### PROBLEM TO WORK ON
When a line of the records below contains the string "danse", copy that whole line.

[App and web page records]
_ _ _ _

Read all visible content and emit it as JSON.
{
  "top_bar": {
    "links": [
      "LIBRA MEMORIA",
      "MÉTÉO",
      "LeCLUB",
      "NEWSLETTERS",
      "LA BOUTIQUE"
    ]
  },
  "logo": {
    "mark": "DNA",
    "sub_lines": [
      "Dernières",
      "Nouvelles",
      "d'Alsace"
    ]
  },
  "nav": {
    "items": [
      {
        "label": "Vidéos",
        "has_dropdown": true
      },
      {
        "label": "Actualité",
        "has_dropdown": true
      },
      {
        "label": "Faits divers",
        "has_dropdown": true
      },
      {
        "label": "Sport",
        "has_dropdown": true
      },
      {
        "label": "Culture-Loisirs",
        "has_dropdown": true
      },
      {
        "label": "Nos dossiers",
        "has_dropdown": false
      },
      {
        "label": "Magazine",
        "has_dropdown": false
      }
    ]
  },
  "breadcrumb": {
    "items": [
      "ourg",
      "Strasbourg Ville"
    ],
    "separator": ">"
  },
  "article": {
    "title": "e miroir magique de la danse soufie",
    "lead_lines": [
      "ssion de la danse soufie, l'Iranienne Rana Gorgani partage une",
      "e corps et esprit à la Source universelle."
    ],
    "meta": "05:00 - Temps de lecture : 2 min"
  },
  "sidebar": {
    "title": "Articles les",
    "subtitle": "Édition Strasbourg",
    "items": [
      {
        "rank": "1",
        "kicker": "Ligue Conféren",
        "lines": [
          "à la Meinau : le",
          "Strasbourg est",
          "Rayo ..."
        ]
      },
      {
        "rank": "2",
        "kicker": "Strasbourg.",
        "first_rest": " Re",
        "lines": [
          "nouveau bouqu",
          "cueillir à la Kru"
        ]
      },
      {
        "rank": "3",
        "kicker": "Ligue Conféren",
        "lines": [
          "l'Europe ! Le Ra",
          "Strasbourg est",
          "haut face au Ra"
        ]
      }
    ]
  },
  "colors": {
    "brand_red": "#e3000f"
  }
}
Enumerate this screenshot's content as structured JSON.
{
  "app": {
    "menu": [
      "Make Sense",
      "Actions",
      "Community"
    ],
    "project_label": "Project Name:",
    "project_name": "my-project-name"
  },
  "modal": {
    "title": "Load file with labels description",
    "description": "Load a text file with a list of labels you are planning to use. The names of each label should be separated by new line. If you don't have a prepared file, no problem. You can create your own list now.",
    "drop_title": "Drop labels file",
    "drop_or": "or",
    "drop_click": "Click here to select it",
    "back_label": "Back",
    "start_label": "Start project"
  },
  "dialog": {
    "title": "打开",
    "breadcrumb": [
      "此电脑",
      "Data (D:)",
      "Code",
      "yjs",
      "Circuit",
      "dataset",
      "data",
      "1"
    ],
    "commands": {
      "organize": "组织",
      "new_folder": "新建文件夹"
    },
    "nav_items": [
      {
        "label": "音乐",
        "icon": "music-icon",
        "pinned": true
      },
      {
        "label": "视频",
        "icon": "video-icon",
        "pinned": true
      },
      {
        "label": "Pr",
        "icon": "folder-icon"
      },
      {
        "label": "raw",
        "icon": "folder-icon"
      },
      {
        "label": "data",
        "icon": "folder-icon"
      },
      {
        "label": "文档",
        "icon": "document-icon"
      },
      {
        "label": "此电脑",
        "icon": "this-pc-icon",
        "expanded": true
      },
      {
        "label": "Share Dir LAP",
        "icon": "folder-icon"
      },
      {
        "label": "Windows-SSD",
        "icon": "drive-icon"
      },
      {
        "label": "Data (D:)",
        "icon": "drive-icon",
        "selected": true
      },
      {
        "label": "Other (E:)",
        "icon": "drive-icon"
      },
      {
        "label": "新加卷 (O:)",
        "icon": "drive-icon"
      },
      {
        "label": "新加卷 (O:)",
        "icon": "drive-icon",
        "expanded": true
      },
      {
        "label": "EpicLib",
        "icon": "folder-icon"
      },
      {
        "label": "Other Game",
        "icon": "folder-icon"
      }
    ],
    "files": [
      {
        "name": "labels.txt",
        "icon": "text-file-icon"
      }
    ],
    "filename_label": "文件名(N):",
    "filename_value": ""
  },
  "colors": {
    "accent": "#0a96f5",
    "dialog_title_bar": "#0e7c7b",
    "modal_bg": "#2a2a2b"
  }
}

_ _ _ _

### ANSWER SPACE
    "title": "e miroir magique de la danse soufie",
      "ssion de la danse soufie, l'Iranienne Rana Gorgani partage une",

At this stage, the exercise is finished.